$\begingroup$

If $f:\mathbb R^+ \to \mathbb R^+$, and for all $y>0$, the following equation holds (i.e. it is slowly varying fuction.) $$\lim_{x\to +\infty} \frac{f(xy)}{f(x)}=1$$

How to prove the following? $$\lim_{x\to +\infty} x^\rho f(x) = \begin{cases}0 & \rho<0\\\infty & \rho>0\end{cases}$$

Notice that $f$ is not necessarily continuous. This problem seems simple but I can't solve it.

$\endgroup$
1
$\begingroup$

A nice way to solve this is use the Heine definition of limit that is: $$\lim_{x \to \infty }f(x)=L $$ iff all sequence of $x_n$ converging to $\infty$ the sequence of $f(x_n)$ convegerse to $L$. Now if $f$ is bounded then its easy. Let's assume $f$ is not bounded. $f$ will converge to $\infty$ else we will have a subsequence converging to a real limit. all the mulipieceis of that sequence will also converge to the same limit by: $$lim_{n \to \infty}\frac{f(x_n y)}{f(x_n)}=1$$ This means that every sequence will converge to this real limit because if $h_i$ is a sequence then $x_i \cdot \frac{h_{i'}}{x_{i'}}$ will converge to the same limit for all $i' \in \mathbb{N}$. This will lead to a contradiction so $f$ has to converge to $\infty$.
If $\rho >0$ it is easy. Now we will check what happens if $\rho <0$. We will have: $$lim_{n \to \infty}\frac{(x_n y)^{\rho}f(x_n y)}{x_n^{\rho}f(x_n)}=y^{\rho}<1$$ for $y> 1$ so by delmabart test: $$\sum_{n=0}^{\infty}(xy^{n})^{\rho}f(xy^{n})$$ converges for all $x>0$ and $y>1$ and we know that: $$\lim_{n \to \infty}(xy^n)^{\rho}f(xy^n)=0$$ It is left to show that this implies that for a general series we have: $$\lim_{n \to \infty}x_n^{\rho}f(x_n)=0$$

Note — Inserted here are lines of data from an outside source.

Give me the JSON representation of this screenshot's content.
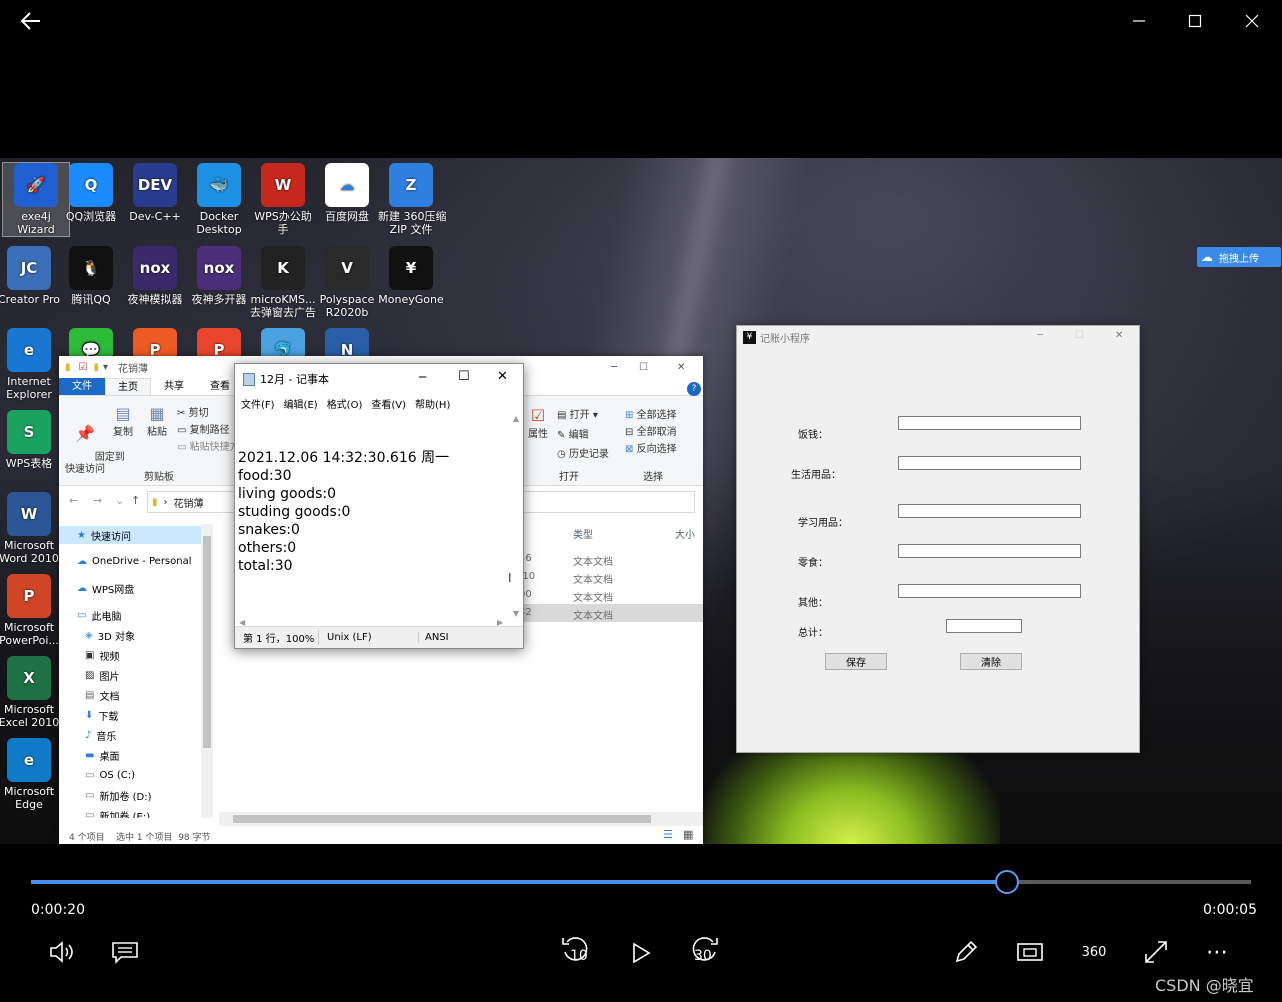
{
  "player": {
    "current_time": "0:00:20",
    "remaining_time": "0:00:05",
    "progress": 0.8,
    "skip_back_label": "10",
    "skip_forward_label": "30",
    "vr_label": "360",
    "watermark": "CSDN @晓宜"
  },
  "desktop": {
    "icons": [
      {
        "label": "exe4j\nWizard",
        "color": "#1f5fd1",
        "glyph": "🚀"
      },
      {
        "label": "QQ浏览器",
        "color": "#1a8cff",
        "glyph": "Q"
      },
      {
        "label": "Dev-C++",
        "color": "#2a3c8f",
        "glyph": "DEV"
      },
      {
        "label": "Docker\nDesktop",
        "color": "#1d91e6",
        "glyph": "🐳"
      },
      {
        "label": "WPS办公助\n手",
        "color": "#c8271e",
        "glyph": "W"
      },
      {
        "label": "百度网盘",
        "color": "#ffffff",
        "glyph": "☁"
      },
      {
        "label": "新建 360压缩\nZIP 文件",
        "color": "#2f7fe0",
        "glyph": "Z"
      },
      {
        "label": "Creator Pro",
        "color": "#3a6fb8",
        "glyph": "JC"
      },
      {
        "label": "腾讯QQ",
        "color": "#111111",
        "glyph": "🐧"
      },
      {
        "label": "夜神模拟器",
        "color": "#3b2a6b",
        "glyph": "nox"
      },
      {
        "label": "夜神多开器",
        "color": "#4a2f7a",
        "glyph": "nox"
      },
      {
        "label": "microKMS...\n去弹窗去广告",
        "color": "#222222",
        "glyph": "K"
      },
      {
        "label": "Polyspace\nR2020b",
        "color": "#2a2a2a",
        "glyph": "V"
      },
      {
        "label": "MoneyGone",
        "color": "#111111",
        "glyph": "¥"
      },
      {
        "label": "Internet\nExplorer",
        "color": "#1777d1",
        "glyph": "e"
      },
      {
        "label": "",
        "color": "#2dbb3a",
        "glyph": "💬"
      },
      {
        "label": "",
        "color": "#ee5a24",
        "glyph": "P"
      },
      {
        "label": "",
        "color": "#e8452c",
        "glyph": "P"
      },
      {
        "label": "",
        "color": "#4aa3e0",
        "glyph": "🐬"
      },
      {
        "label": "",
        "color": "#2a5fa8",
        "glyph": "N"
      },
      {
        "label": "WPS表格",
        "color": "#1aa260",
        "glyph": "S"
      },
      {
        "label": "Microsoft\nWord 2010",
        "color": "#2b5797",
        "glyph": "W"
      },
      {
        "label": "Microsoft\nPowerPoi...",
        "color": "#d04525",
        "glyph": "P"
      },
      {
        "label": "Microsoft\nExcel 2010",
        "color": "#1e7145",
        "glyph": "X"
      },
      {
        "label": "Microsoft\nEdge",
        "color": "#0f7bc8",
        "glyph": "e"
      }
    ],
    "upload_badge": "拖拽上传"
  },
  "explorer": {
    "title": "花销薄",
    "tabs": [
      "文件",
      "主页",
      "共享",
      "查看"
    ],
    "ribbon": {
      "pin": "固定到\n快速访问",
      "copy": "复制",
      "paste": "粘贴",
      "cut": "剪切",
      "copy_path": "复制路径",
      "paste_shortcut": "粘贴快捷方",
      "clipboard_group": "剪贴板",
      "properties": "属性",
      "open": "打开 ▾",
      "edit": "编辑",
      "history": "历史记录",
      "open_group": "打开",
      "select_all": "全部选择",
      "select_none": "全部取消",
      "invert": "反向选择",
      "select_group": "选择"
    },
    "breadcrumb": "花销薄",
    "nav": [
      {
        "label": "快速访问",
        "icon": "star-icon",
        "sel": true
      },
      {
        "label": "OneDrive - Personal",
        "icon": "cloud-icon"
      },
      {
        "label": "WPS网盘",
        "icon": "cloud-icon"
      },
      {
        "label": "此电脑",
        "icon": "pc-icon"
      },
      {
        "label": "3D 对象",
        "icon": "cube-icon"
      },
      {
        "label": "视频",
        "icon": "video-icon"
      },
      {
        "label": "图片",
        "icon": "picture-icon"
      },
      {
        "label": "文档",
        "icon": "document-icon"
      },
      {
        "label": "下载",
        "icon": "download-icon"
      },
      {
        "label": "音乐",
        "icon": "music-icon"
      },
      {
        "label": "桌面",
        "icon": "desktop-icon"
      },
      {
        "label": "OS (C:)",
        "icon": "drive-icon"
      },
      {
        "label": "新加卷 (D:)",
        "icon": "drive-icon"
      },
      {
        "label": "新加卷 (E:)",
        "icon": "drive-icon"
      }
    ],
    "columns": {
      "type": "类型",
      "size": "大小"
    },
    "rows": [
      {
        "time": "46",
        "type": "文本文档"
      },
      {
        "time": ":10",
        "type": "文本文档"
      },
      {
        "time": "00",
        "type": "文本文档"
      },
      {
        "time": "32",
        "type": "文本文档",
        "sel": true
      }
    ],
    "status": "4 个项目    选中 1 个项目  98 字节"
  },
  "notepad": {
    "title": "12月 - 记事本",
    "menu": [
      "文件(F)",
      "编辑(E)",
      "格式(O)",
      "查看(V)",
      "帮助(H)"
    ],
    "lines": [
      "2021.12.06 14:32:30.616 周一",
      "food:30",
      "living goods:0",
      "studing goods:0",
      "snakes:0",
      "others:0",
      "total:30"
    ],
    "status": {
      "position": "第 1 行，100%",
      "eol": "Unix (LF)",
      "encoding": "ANSI"
    }
  },
  "accounting": {
    "title": "记账小程序",
    "fields": [
      {
        "label": "饭钱："
      },
      {
        "label": "生活用品："
      },
      {
        "label": "学习用品："
      },
      {
        "label": "零食："
      },
      {
        "label": "其他："
      }
    ],
    "total_label": "总计：",
    "save_label": "保存",
    "clear_label": "清除"
  }
}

$\endgroup$
  • $\begingroup$ That's nice! And I found that using $g(x)=1/f(x)$ will yield the equation when $\rho>0$. $\endgroup$ – user482401 Mar 19 '18 at 15:56

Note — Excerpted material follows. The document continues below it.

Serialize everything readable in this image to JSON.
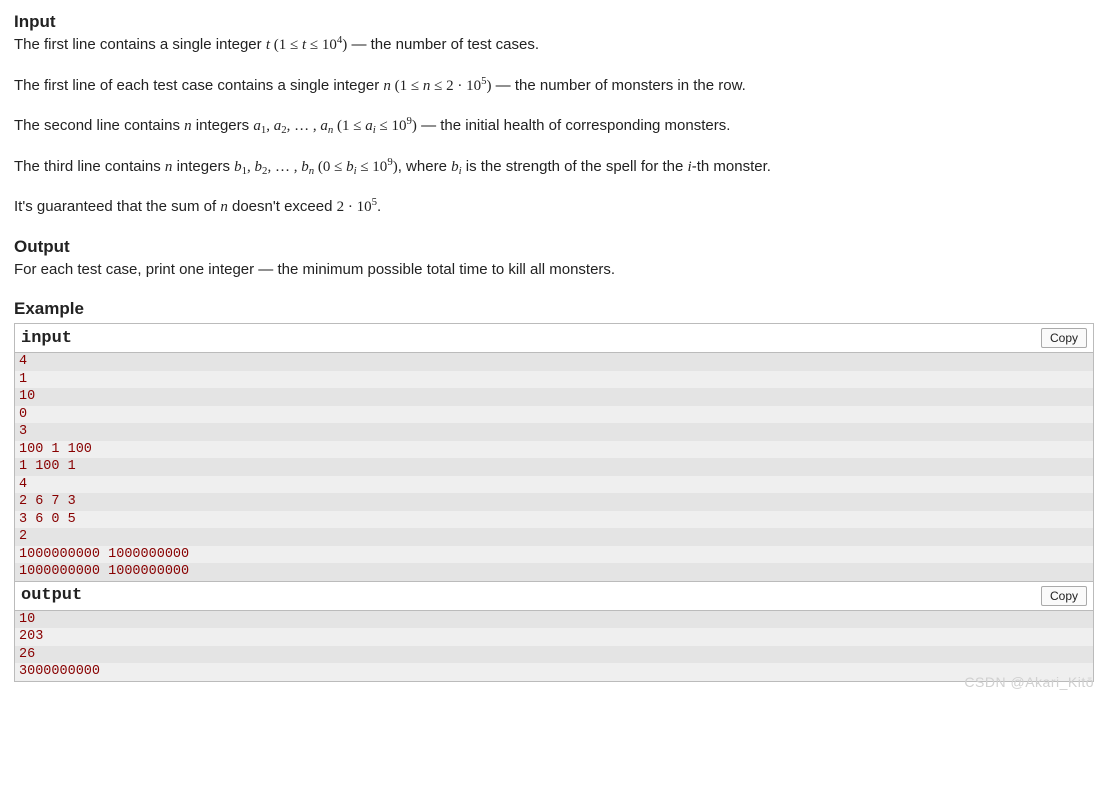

Your Answer

By clicking “Post Your Answer”, you agree to our terms of service, privacy policy and cookie policy

Not the answer you're looking for? Browse other questions tagged or ask your own question.